Check folder contents before deleting files using PowerShell Get-ChildItem

Another way to achieve the same thing is to check the contents of the specified path first using Get-ChildItem and then passing the results to Remove-Item.

Get-ChildItem -Path C:\Articles\Folder2 -File -Recurse | Remove-Item -Verbose

Delete files with a specific extension using PowerShell

You can also delete files with a specific file extension. For example, here’s a command you can use to delete all files in a given path with the extension .mp3:

Remove-Item -Path C:\Articles\Folder2\* -Include *.mp3

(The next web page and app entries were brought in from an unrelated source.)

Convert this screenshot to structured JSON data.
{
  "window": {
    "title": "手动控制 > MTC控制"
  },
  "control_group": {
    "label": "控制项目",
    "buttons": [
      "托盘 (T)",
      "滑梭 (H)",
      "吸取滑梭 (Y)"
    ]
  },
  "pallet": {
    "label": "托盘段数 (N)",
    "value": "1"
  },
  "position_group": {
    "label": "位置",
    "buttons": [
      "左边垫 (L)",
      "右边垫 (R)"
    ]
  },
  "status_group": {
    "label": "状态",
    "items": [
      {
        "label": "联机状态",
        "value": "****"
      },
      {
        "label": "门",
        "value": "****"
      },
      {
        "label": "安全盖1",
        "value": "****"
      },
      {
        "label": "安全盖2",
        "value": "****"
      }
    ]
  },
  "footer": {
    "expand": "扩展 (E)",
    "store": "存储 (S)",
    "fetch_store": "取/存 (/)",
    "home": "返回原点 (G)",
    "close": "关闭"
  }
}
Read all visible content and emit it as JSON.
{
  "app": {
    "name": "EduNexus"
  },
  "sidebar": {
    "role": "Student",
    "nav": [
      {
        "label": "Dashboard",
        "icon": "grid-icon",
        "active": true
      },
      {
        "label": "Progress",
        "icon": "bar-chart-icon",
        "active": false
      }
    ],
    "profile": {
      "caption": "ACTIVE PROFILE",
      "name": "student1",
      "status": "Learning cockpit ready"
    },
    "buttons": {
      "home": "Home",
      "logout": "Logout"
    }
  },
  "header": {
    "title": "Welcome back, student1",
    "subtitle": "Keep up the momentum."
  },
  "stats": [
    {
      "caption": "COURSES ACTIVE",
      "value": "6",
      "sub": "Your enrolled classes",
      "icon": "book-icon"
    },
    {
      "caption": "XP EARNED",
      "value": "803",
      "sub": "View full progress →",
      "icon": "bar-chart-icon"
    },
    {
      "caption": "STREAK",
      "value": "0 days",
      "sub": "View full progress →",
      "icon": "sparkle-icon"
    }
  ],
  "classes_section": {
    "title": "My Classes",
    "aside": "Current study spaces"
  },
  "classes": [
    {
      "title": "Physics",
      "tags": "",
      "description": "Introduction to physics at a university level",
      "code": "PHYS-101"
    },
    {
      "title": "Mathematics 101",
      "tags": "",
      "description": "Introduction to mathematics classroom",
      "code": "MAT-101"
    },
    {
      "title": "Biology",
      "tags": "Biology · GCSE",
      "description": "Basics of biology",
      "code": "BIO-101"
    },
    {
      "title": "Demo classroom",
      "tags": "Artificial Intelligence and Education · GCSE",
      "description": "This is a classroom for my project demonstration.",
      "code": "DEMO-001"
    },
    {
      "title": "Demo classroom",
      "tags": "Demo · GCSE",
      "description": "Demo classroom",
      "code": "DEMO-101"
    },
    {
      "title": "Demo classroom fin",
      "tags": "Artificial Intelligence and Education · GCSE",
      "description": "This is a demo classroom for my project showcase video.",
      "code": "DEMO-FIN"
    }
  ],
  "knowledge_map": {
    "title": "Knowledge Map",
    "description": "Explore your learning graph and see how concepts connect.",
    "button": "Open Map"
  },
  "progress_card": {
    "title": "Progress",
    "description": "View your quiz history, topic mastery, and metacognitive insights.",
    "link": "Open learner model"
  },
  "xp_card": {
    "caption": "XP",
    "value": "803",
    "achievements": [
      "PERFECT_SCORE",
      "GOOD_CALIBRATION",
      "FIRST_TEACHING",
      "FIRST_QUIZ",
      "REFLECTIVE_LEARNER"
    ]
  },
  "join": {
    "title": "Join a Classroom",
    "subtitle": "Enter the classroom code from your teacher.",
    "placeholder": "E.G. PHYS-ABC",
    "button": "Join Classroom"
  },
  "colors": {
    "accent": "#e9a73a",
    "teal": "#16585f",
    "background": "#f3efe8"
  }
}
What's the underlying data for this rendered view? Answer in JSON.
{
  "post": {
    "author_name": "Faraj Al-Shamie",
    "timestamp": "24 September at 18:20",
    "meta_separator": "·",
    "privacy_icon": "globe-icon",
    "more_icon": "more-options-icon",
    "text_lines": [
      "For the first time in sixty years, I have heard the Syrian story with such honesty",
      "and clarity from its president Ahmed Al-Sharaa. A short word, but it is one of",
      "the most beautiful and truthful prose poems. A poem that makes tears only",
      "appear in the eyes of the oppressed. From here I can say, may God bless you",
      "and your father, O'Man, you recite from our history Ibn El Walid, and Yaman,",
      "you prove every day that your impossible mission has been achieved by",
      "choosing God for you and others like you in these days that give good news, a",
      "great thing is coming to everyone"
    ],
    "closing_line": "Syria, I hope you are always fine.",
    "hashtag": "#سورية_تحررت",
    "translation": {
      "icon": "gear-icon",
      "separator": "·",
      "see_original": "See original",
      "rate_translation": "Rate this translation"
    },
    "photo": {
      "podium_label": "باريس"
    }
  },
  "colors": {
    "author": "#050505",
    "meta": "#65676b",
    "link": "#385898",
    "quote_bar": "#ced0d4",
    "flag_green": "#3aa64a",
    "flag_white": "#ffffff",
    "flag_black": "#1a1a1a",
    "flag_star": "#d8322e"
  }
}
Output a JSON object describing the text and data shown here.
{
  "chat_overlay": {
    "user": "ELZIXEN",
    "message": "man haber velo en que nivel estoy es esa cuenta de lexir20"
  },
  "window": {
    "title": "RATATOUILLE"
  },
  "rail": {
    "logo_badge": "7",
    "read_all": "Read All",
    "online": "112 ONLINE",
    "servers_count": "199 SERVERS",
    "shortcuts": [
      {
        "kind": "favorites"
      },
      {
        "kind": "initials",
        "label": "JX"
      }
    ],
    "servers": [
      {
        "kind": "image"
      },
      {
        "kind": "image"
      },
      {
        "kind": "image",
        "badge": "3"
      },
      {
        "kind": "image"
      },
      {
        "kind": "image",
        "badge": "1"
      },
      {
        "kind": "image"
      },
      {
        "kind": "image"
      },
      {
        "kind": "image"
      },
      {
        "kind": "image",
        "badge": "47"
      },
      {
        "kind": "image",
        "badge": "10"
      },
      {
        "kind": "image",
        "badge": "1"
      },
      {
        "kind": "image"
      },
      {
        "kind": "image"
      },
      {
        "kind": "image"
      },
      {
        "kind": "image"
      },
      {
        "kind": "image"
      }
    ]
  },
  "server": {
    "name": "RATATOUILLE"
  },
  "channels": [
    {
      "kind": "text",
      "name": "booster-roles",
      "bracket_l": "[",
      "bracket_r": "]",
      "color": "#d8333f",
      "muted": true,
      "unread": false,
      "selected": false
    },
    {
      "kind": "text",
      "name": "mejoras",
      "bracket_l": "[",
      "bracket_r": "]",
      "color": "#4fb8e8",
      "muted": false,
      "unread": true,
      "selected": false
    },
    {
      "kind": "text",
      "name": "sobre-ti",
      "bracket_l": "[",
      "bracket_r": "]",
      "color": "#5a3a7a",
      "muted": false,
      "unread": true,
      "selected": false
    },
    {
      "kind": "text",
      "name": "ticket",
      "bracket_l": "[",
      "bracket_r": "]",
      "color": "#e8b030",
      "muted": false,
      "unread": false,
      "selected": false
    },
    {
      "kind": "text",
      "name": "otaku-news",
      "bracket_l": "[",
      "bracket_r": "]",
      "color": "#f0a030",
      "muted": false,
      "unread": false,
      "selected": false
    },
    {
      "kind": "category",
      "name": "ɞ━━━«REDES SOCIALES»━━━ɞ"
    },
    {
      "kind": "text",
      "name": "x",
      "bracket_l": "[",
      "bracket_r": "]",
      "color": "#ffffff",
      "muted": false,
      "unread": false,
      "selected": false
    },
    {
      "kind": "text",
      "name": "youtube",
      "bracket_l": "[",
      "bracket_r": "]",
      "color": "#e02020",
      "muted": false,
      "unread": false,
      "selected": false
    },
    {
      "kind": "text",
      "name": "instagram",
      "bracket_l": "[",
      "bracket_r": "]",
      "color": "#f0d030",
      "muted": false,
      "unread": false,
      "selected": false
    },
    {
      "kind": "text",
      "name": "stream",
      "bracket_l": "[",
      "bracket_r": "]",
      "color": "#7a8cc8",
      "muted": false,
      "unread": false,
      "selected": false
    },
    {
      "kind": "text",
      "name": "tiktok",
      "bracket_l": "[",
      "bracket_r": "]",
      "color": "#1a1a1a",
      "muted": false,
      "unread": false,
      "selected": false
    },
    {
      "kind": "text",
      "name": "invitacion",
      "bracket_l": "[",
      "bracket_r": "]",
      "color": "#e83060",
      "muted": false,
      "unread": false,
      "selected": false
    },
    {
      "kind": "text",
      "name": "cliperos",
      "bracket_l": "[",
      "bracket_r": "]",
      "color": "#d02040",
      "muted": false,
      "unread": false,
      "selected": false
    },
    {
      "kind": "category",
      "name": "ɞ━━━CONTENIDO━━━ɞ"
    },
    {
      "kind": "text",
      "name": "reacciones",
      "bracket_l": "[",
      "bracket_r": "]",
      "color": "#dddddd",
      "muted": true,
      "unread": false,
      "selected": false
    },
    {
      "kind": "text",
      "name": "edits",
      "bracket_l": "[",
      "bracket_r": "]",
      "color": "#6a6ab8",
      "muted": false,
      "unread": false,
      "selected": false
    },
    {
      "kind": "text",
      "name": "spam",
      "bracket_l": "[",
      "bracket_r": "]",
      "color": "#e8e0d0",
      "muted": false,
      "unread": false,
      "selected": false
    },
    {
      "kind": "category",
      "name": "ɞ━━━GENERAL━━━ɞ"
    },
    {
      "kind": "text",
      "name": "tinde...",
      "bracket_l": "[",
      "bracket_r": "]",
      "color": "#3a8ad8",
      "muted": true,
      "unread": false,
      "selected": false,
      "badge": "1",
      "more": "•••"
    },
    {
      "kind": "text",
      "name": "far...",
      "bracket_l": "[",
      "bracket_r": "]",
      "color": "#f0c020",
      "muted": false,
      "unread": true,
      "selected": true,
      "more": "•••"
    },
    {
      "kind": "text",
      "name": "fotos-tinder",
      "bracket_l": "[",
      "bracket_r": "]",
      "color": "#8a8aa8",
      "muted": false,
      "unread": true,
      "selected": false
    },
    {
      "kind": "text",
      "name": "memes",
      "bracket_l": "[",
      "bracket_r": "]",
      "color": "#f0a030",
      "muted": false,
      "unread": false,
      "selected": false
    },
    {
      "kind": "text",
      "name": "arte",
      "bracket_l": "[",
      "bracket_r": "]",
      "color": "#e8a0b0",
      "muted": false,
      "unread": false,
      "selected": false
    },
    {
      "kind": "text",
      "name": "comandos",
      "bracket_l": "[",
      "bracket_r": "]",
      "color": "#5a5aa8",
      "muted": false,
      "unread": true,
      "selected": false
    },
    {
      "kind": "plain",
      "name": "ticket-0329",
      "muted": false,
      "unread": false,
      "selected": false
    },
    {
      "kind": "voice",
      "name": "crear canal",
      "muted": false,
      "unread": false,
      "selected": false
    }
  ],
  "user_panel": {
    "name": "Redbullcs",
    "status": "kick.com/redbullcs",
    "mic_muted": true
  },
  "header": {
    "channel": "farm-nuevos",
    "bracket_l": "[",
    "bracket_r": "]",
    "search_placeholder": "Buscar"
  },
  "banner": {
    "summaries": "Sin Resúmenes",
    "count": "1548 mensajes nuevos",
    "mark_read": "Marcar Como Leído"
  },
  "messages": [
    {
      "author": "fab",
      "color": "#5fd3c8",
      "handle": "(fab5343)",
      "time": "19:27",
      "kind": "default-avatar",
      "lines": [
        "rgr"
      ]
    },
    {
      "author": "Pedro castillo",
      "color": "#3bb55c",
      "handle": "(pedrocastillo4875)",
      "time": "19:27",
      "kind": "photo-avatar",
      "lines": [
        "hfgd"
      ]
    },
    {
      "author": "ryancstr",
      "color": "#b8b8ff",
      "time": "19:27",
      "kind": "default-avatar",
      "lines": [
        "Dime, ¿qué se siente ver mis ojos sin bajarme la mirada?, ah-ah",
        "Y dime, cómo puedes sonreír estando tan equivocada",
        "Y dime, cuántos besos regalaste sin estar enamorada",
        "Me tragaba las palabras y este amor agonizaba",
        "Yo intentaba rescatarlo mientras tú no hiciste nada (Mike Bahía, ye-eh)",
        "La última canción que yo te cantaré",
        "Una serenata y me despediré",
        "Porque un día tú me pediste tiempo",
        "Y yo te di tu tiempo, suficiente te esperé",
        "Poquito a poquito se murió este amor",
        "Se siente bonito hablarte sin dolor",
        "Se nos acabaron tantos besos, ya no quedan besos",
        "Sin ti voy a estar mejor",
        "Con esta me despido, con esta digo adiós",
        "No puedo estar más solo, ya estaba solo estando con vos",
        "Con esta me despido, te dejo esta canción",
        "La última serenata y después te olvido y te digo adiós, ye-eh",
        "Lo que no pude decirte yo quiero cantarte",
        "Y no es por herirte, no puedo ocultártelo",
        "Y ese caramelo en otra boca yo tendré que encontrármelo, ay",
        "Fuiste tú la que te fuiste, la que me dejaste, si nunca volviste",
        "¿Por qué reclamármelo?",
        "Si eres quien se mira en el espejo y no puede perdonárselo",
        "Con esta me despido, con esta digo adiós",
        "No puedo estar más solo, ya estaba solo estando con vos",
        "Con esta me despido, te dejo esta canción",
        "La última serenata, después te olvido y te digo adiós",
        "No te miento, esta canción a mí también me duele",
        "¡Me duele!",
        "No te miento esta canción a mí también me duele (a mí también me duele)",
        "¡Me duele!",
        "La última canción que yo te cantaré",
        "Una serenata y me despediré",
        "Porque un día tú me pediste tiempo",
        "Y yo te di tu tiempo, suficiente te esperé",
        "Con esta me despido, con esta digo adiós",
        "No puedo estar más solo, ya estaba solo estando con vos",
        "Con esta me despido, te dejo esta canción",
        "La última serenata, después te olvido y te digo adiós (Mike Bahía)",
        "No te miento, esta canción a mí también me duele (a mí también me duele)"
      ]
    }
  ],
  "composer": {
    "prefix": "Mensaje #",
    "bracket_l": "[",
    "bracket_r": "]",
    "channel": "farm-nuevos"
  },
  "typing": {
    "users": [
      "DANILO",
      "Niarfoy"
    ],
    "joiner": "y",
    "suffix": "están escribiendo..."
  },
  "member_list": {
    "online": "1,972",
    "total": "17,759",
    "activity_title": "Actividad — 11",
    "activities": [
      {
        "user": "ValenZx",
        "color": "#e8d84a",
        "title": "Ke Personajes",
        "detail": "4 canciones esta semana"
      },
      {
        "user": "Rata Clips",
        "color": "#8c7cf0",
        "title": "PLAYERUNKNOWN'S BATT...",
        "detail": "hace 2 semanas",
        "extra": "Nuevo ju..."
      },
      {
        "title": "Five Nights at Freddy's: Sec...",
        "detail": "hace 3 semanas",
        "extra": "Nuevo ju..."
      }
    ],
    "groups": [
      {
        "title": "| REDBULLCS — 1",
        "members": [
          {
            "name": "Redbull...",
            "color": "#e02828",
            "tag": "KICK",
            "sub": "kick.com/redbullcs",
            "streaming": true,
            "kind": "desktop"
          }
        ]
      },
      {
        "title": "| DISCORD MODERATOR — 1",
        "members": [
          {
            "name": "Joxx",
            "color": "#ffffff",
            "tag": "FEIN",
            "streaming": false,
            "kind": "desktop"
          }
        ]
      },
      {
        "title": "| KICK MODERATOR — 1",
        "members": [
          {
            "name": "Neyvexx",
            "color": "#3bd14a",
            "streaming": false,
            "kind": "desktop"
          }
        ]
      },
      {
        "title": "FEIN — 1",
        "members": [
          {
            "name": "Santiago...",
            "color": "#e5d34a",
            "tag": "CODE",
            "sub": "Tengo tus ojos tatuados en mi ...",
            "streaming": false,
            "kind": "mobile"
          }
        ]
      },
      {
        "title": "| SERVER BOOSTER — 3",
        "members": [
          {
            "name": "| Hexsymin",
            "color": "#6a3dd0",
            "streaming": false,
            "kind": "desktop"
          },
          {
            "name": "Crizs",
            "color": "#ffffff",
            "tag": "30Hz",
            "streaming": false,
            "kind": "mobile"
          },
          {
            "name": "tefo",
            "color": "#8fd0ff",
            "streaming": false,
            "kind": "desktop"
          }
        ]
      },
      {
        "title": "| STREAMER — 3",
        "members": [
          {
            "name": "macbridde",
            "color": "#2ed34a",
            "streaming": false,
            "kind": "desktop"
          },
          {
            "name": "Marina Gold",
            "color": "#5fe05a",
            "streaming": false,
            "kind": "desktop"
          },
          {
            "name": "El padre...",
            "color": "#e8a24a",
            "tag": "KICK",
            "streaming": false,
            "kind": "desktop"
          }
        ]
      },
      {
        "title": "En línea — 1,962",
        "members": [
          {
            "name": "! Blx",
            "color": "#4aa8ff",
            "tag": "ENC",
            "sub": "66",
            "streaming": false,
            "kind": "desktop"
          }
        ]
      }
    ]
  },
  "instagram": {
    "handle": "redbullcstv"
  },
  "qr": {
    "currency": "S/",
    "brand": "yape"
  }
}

Delete a file and folder in Linux using PowerShell

What about using PowerShell in Linux? The same commands apply as you can see in the below example where we delete both a non-empty folder and a file.

​Remove-Item -Path file1.txt -Verbose
Remove-Item -Path ~/articles/Folder1 -Recurse -Verbose

Remove-Item can work on long file names in both Linux and Windows. Traditionally, Windows tools were limited to 255 characters but in PowerShell 7 this limitation does not typically appear. If you do find yourself having trouble removing a file via a long path, you can use the special Windows API for Unicode path names up to 32k characters. This format consists of \\?\ preceding a typical path like this example, \\?\\C:\\Articles\\File3.txt.

Special cases for deleting files and folders using PowerShell

There are a number of special cases that you may encounter when attempting to remove files and folders. Depending on the attributes a given file or folder may have, you may not be able to enumerate the file or folder, and need to tell Remove-Item to process the input differently.

Delete a hidden file using PowerShell Remove-Item

Files that are marked as hidden, may not show in Get-ChildItem output. Using the -Hidden flag allows you to locate these files. When attempting to remove these files, you will need to -Force the removal.

​Remove-Item -Path File1.txt -Verbose -Force

Working with hidden items
Remove a hidden file

With a file marked as read-only, as denoted by the r in the Mode display, as seen in the return by Get-ChildItem, we need to tell Remove-Item to -Force the removal. If we do not, you see the error message as shown below.

​Remove-Item -Path File0.txt -Verbose -Force

Remove a read-only item
Remove a read-only item

Unblocking a file using Remove-Item

When a file is downloaded from the Internet, Windows adds a Zone Identifier in the alternate data stream. This data stream will indicate that the file should be blocked from running until a manual action to unblock the file is taken.

Showing that a file is blocked after being downloaded from the Internet
Showing that a file is blocked after being downloaded from the Internet

As we can see below, there is an alternate stream of Zone.Identifier on this file that is causing the file to be shown as blocked.

​Get-Item -Path File2.txt -Stream *

Displaying all streams associated with a file
Displaying all streams associated with a file

Interestingly enough, you can use Remove-Item to remove this alternate data stream, which has the same effect as checking the Unblock checkbox. To do this, simply use the following code.

Remove-Item -Path File2.txt -Stream Zone.Identifier

Displaying all streams associated with a file
Displaying all streams associated with a file

As you can see, this does not actually remove the file but just the alternate data stream itself. This can be very useful as alternate data streams can contain different content, even entire executables, so this provides a convenient way to remove that data from a file.

This is a Windows-only concept, so this type of command will not work in PowerShell 7 on Linux.


The Remove-Item command is useful on both Windows and Linux. The ability to delete files, folders, and alternate data streams, is useful for managing files and folders within scripts and on the command line. You can easily handle read-only, hidden, and files and folders contained within long paths, Remove-Item is flexible and easy to use!

And if you would like to move files using PowerShell, check out How Can I Move a File or Folder from the Command Line Using Windows PowerShell? on Petri. We have also a separate guide on How to Create Files and Folders with PowerShell.